Researchers at Duke University and the University of Michigan examined the testosterone levels of students around the time of the 2008 presidential election. Men who voted for John McCain exhibited significant decreases in testosterone upon learning that he lost, whereas the testosterone levels of men who supported Barack Obama were stable. This effect remained even after controlling for political values, intensity of support, alcohol consumption, and social environment. Meanwhile, despite having political feelings similar to men, women exhibited no significant difference in testosterone levels regardless of which candidate they supported. These findings are consistent with earlier research showing that male testosterone fluctuates in response to winning or losing dominance contests.
Stanton, S. et al., “Dominance, Politics, and Physiology: Voters’ Testosterone Changes on the Night of the 2008 United States Presidential Election,” PLoS ONE (October 2009).
summary from the Boston Globe, 15 November 2009.
This study leads me to think of several possibilities:
1. What is the emotional feedback for males that varying levels of testosterone produce? Do males seek dominance contests because of the testosterone effect? Has this been studied? Is there literature on this?
2. I'd like to see more of this sort of study around sports contests. In my self-observation about sports I have come to believe that I 'invest' myself emotionally in the contest. For instance, some years I choose to invest in one team or another in the World Series and other years I choose to "care less." When I do invest myself emotionally in a team I notice that I tend to either feel elated with a win or depressed by a loss. Sometimes I try to talk myself out of the feelings (especially the depressed ones associated to a loss) by telling myself that "it really makes not a wit of difference who wins this game", but my rational self only helps my mood so much. Again, do males tend to seek the dominance contest in the "big game" because we need the testosterone kick? Are we testosterone boost seekers?

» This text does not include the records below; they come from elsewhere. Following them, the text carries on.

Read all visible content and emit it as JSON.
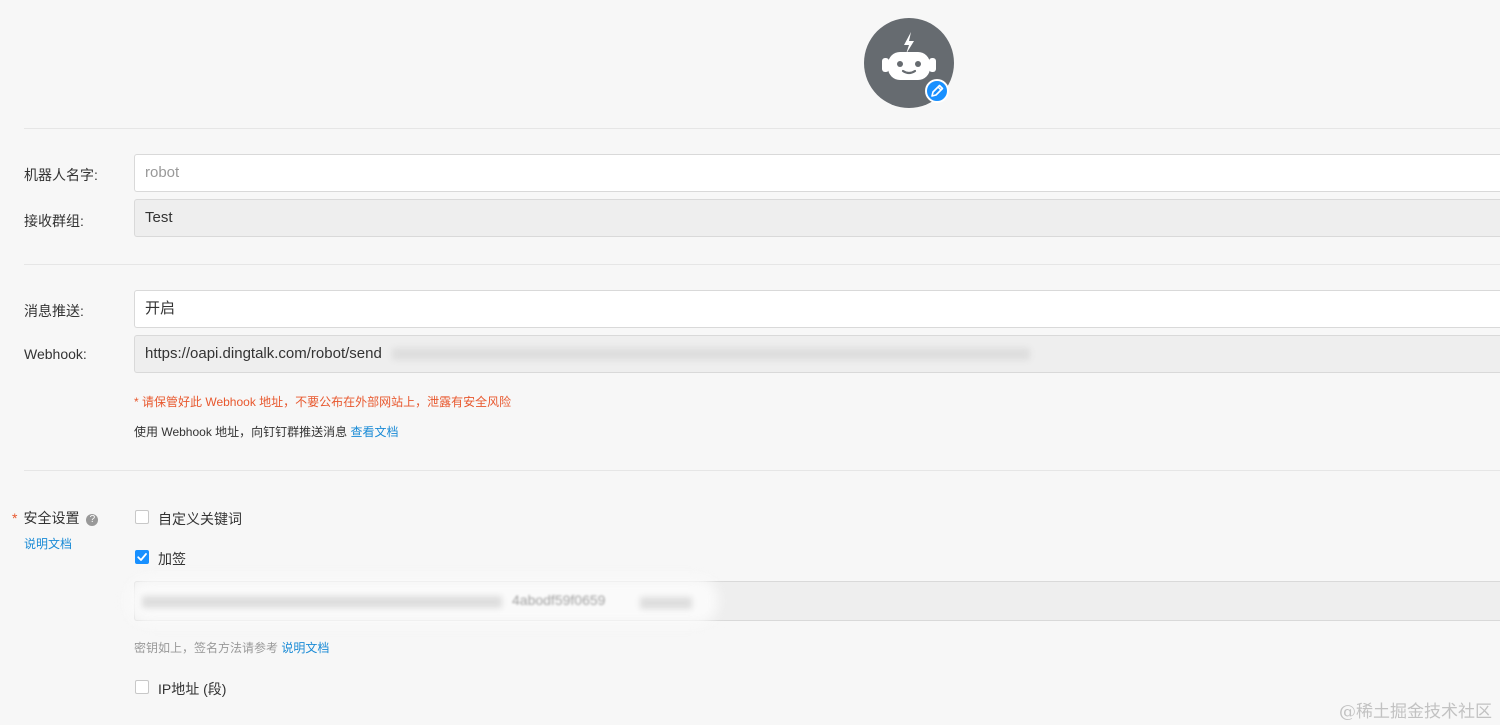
{
  "avatar": {
    "icon": "robot-icon",
    "edit_icon": "pencil-icon",
    "bg_color": "#666b70",
    "badge_color": "#1890ff"
  },
  "form": {
    "robot_name": {
      "label": "机器人名字:",
      "placeholder": "robot"
    },
    "group": {
      "label": "接收群组:",
      "value": "Test"
    },
    "push": {
      "label": "消息推送:",
      "value": "开启"
    },
    "webhook": {
      "label": "Webhook:",
      "value": "https://oapi.dingtalk.com/robot/send",
      "warning": "* 请保管好此 Webhook 地址，不要公布在外部网站上，泄露有安全风险",
      "usage_text": "使用 Webhook 地址，向钉钉群推送消息",
      "usage_link": "查看文档"
    },
    "security": {
      "label": "安全设置",
      "required_mark": "*",
      "help_icon": "question-circle-icon",
      "doc_link": "说明文档",
      "options": {
        "keyword": {
          "label": "自定义关键词",
          "checked": false
        },
        "sign": {
          "label": "加签",
          "checked": true
        },
        "ip": {
          "label": "IP地址 (段)",
          "checked": false
        }
      },
      "secret_fragment": "4abodf59f0659",
      "secret_hint": "密钥如上，签名方法请参考",
      "secret_hint_link": "说明文档"
    }
  },
  "watermark": "@稀土掘金技术社区"
}
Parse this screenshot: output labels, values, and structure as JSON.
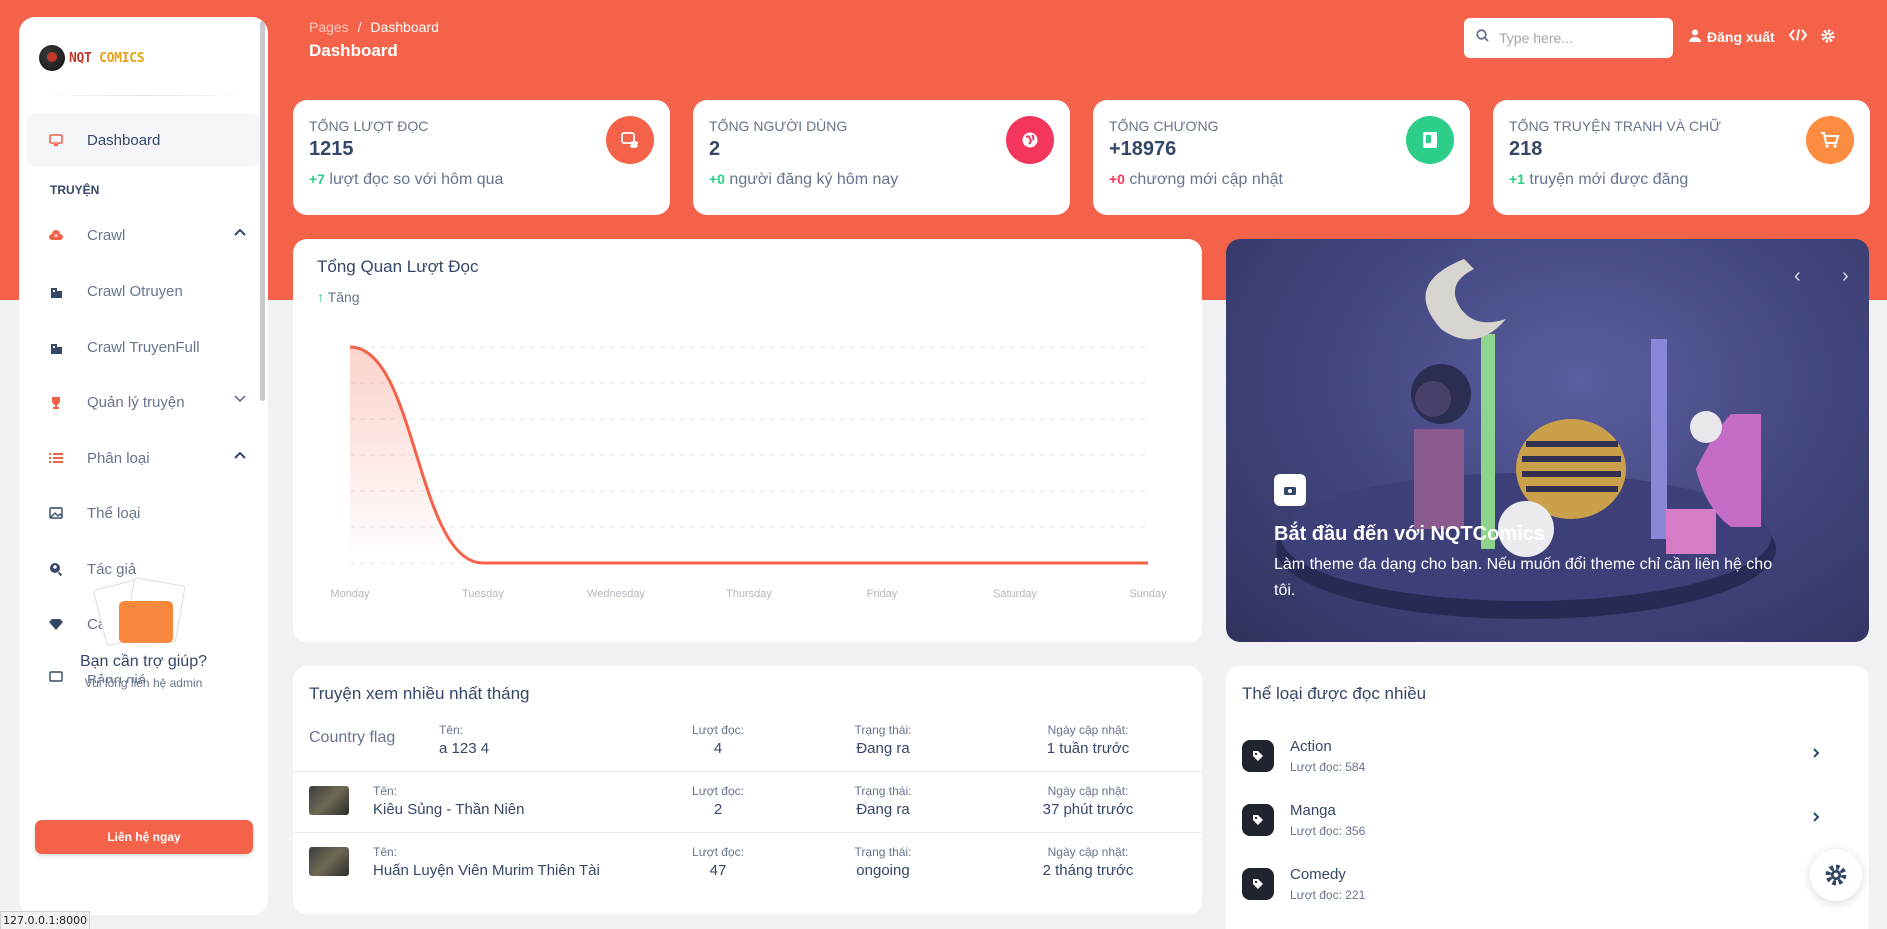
{
  "brand": {
    "logo_a": "NQT",
    "logo_b": "COMICS"
  },
  "sidebar": {
    "dashboard": "Dashboard",
    "section": "TRUYỆN",
    "items": [
      {
        "label": "Crawl",
        "icon": "cloud-upload-icon"
      },
      {
        "label": "Crawl Otruyen",
        "icon": "building-icon"
      },
      {
        "label": "Crawl TruyenFull",
        "icon": "building-icon"
      },
      {
        "label": "Quản lý truyện",
        "icon": "trophy-icon"
      },
      {
        "label": "Phân loại",
        "icon": "list-icon"
      },
      {
        "label": "Thể loại",
        "icon": "image-icon"
      },
      {
        "label": "Tác giả",
        "icon": "search-person-icon"
      },
      {
        "label": "Cấp bậc",
        "icon": "diamond-icon"
      },
      {
        "label": "Bảng giá",
        "icon": "card-icon"
      }
    ],
    "help_title": "Bạn cần trợ giúp?",
    "help_sub": "Vui lòng liên hệ admin",
    "help_button": "Liên hệ ngay"
  },
  "header": {
    "crumb_root": "Pages",
    "crumb_sep": "/",
    "crumb_current": "Dashboard",
    "title": "Dashboard",
    "search_placeholder": "Type here...",
    "logout": "Đăng xuất"
  },
  "stats": [
    {
      "label": "Tổng lượt đọc",
      "value": "1215",
      "delta": "+7",
      "delta_text": " lượt đọc so với hôm qua",
      "color": "#f4624a"
    },
    {
      "label": "Tổng người dùng",
      "value": "2",
      "delta": "+0",
      "delta_text": " người đăng ký hôm nay",
      "color": "#f5365c"
    },
    {
      "label": "Tổng chương",
      "value": "+18976",
      "delta": "+0",
      "delta_text": " chương mới cập nhật",
      "color": "#2dce89"
    },
    {
      "label": "Tổng truyện tranh và chữ",
      "value": "218",
      "delta": "+1",
      "delta_text": " truyện mới được đăng",
      "color": "#fb8c40"
    }
  ],
  "chart": {
    "title": "Tổng Quan Lượt Đọc",
    "trend": "Tăng"
  },
  "chart_data": {
    "type": "area",
    "categories": [
      "Monday",
      "Tuesday",
      "Wednesday",
      "Thursday",
      "Friday",
      "Saturday",
      "Sunday"
    ],
    "values": [
      7,
      0,
      0,
      0,
      0,
      0,
      0
    ],
    "ylim": [
      0,
      7
    ],
    "grid": true,
    "color": "#f4624a"
  },
  "carousel": {
    "title": "Bắt đầu đến với NQTComics",
    "desc": "Làm theme đa dạng cho bạn. Nếu muốn đổi theme chỉ cần liên hệ cho tôi.",
    "prev": "‹",
    "next": "›"
  },
  "top_comics": {
    "title": "Truyện xem nhiều nhất tháng",
    "col_name": "Tên:",
    "col_reads": "Lượt đọc:",
    "col_status": "Trạng thái:",
    "col_updated": "Ngày cập nhật:",
    "flag_alt": "Country flag",
    "rows": [
      {
        "name": "a 123 4",
        "reads": "4",
        "status": "Đang ra",
        "updated": "1 tuần trước"
      },
      {
        "name": "Kiêu Sủng - Thần Niên",
        "reads": "2",
        "status": "Đang ra",
        "updated": "37 phút trước"
      },
      {
        "name": "Huấn Luyện Viên Murim Thiên Tài",
        "reads": "47",
        "status": "ongoing",
        "updated": "2 tháng trước"
      }
    ]
  },
  "categories": {
    "title": "Thể loại được đọc nhiều",
    "items": [
      {
        "name": "Action",
        "count": "Lượt đọc: 584"
      },
      {
        "name": "Manga",
        "count": "Lượt đọc: 356"
      },
      {
        "name": "Comedy",
        "count": "Lượt đọc: 221"
      }
    ]
  },
  "status_bar": "127.0.0.1:8000"
}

3. Is this study a bit of evidence for the proposition that females might be more steady rational leaders around contested issues, such as affairs of state that have the potential for warfare? Are females less likely to enter into dominance contests for what they promise emotionally/chemically? I don't think we have enough evidence yet to confirm this hypothesis, but this study (and others?) are a start.